== YOUR OBJECTIVE ==
Find how many lines of the entries contain the word "label", then report that figure alone.

== Items from an interface collection ==
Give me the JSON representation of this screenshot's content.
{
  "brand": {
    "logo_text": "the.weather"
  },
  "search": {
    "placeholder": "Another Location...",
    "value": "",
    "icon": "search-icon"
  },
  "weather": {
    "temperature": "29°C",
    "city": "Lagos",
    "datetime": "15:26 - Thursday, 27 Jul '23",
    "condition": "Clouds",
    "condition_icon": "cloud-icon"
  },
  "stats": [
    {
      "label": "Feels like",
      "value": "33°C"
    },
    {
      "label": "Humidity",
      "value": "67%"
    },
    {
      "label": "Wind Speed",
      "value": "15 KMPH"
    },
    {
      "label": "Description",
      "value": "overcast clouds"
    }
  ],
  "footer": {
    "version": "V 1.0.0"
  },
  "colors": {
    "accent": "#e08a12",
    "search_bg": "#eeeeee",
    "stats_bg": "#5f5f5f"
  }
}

== REPLY ==
4